The strategic narrative is the delivery of a compelling business story that explains the company’s background, vision for the future and more importantly, how employees can contribute to this. It can be a powerful tool for improving the business’ performance. Connecting individuals to ‘why’ is a powerful motivator.
2. Engaging managers
High levels of employee engagement and performance are achievable by engaging managers who focus their staff and give them scope, treat them as individuals, and coach and develop them. Pink (2009) referred to this as a puzzle in motivation where employees are not driven by money, rather by “Autonomy, Motivation, and Purpose”.
3. Employee voice
Organizations see their people as central to the solution, to be involved, listened to, and invited to contribute their experience, expertise, and ideas. The employee voice is heard throughout the organization for reinforcing and challenging views.
The values of the organization are reflected in day to day behaviors where there is no “say – do” gap and promises that are made are kept.
Employee Performance Evaluation
Annual performance reviews are another key component of employee engagement and are intended to be a fair and balanced assessment of an employee’s performance with the goal of employee development. Hartle and Weiss (1997) defined performance management as a process for establishing “a shared understanding about what is to be achieved and an approach of managing and developing people that will increase the probability of success”. Performance management is also important for reinforcing an organization’s vision and values and ensuring employees understand their contribution to the company’s vision.
Armstrong and Barron (1998) defined performance management as “a strategic and integrated approach to delivering sustained success to organizations by improving the performance of the people who work in them and developing the capabilities of teams and individual contributors“. They defined ten golden rules for conducting performance review meetings that would ensure success both for the employee and manager:
- Be prepared. Managers should be prepared with a list of agreed objectives and refer to notes on the employee’s performance throughout the year.

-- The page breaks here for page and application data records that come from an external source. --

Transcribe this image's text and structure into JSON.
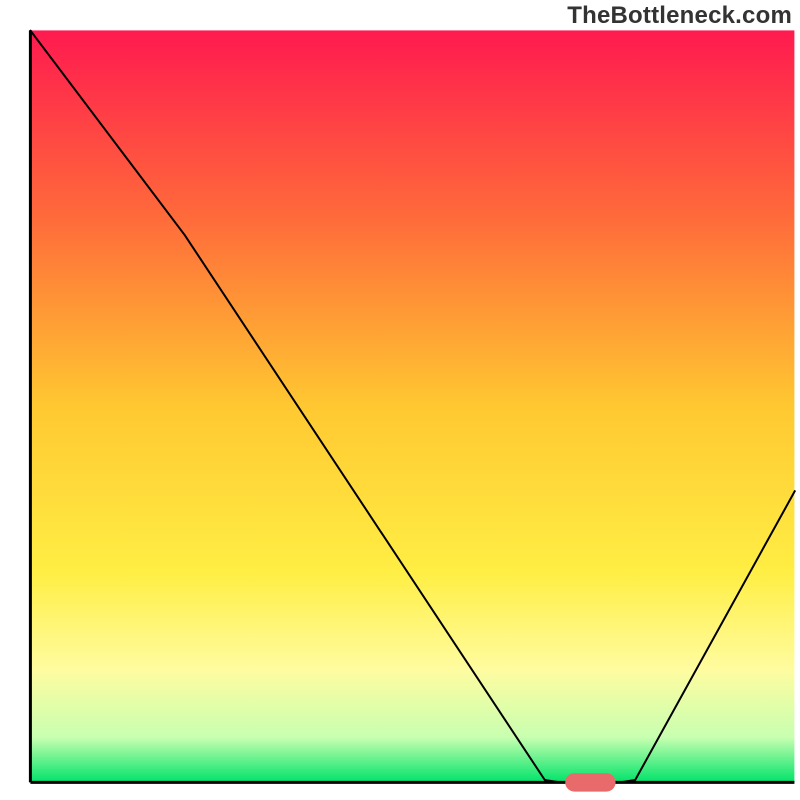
{
  "watermark": "TheBottleneck.com",
  "chart_data": {
    "type": "line",
    "title": "",
    "xlabel": "",
    "ylabel": "",
    "xlim": [
      0,
      100
    ],
    "ylim": [
      0,
      100
    ],
    "background_gradient": {
      "stops": [
        {
          "offset": 0,
          "color": "#ff1a4f"
        },
        {
          "offset": 25,
          "color": "#ff6b3a"
        },
        {
          "offset": 50,
          "color": "#ffc831"
        },
        {
          "offset": 72,
          "color": "#ffee44"
        },
        {
          "offset": 85,
          "color": "#fffca0"
        },
        {
          "offset": 94,
          "color": "#c8ffb0"
        },
        {
          "offset": 100,
          "color": "#00e36a"
        }
      ]
    },
    "axes": {
      "left_x": 3.8,
      "right_x": 99.3,
      "top_y": 3.8,
      "bottom_y": 97.8
    },
    "series": [
      {
        "name": "bottleneck-curve",
        "stroke": "#000000",
        "stroke_width": 2.0,
        "points": [
          {
            "x": 3.75,
            "y": 3.75
          },
          {
            "x": 23.1,
            "y": 29.4
          },
          {
            "x": 68.1,
            "y": 97.5
          },
          {
            "x": 70.0,
            "y": 97.8
          },
          {
            "x": 77.5,
            "y": 97.8
          },
          {
            "x": 79.4,
            "y": 97.5
          },
          {
            "x": 99.4,
            "y": 61.3
          }
        ]
      }
    ],
    "marker": {
      "name": "optimal-zone",
      "shape": "pill",
      "fill": "#e86a6a",
      "x_center": 73.8,
      "y_center": 97.8,
      "width": 6.3,
      "height": 2.3
    }
  }
}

- Create the right atmosphere. Have an informal environment with a full, frank and friendly exchange of views.
- Work on a clear structure. Plan the meeting to cover all points identified but always leave time in case extended discussions are needed.
- Use positive feedback. This is a good opportunity for motivating employees by recognizing their accomplishments so where possible, acknowledge these achievements in a positive way.
- Let the individuals do most of the talking. This will enable employees to get things off their chests and feel they are getting a fair hearing.
- Invite self-appraisal. This is an opportunity to show how things look from the employee’s point of view as many people underestimate themselves.
- Discuss performance, not personality. Use factual evidence and not opinion, referring to actual events and results compared to agreed performance measures.
- Encourage analysis of performance. Analyze jointly and objectively why things went well or not so well.
- Don’t deliver unexpected criticisms. There should be no surprises and the purpose of the formal review is to reflect on the performance for the overall period.
- Agree on measurable objectives and a plan of action. The aim should be to end the review on a positive note.
Employee engagement is a major challenge for many organizations. Organizations need to acknowledge the problem and work towards improvements in company culture and processes. Focused individuals and teams are more driven and productive, helping the organization to meet its goals.
- Collins, Jim (2001), Good to Great
- MacLeod D & Clarke N. (2009), Engaging for Success: Enhancing Performance through Employee Engagement
- Armstrong M & Baron A., (1998), Performance Management: The new realities
Editor’s Note: This post was originally published in February 2017 and has updated for freshness, accuracy, and comprehensiveness.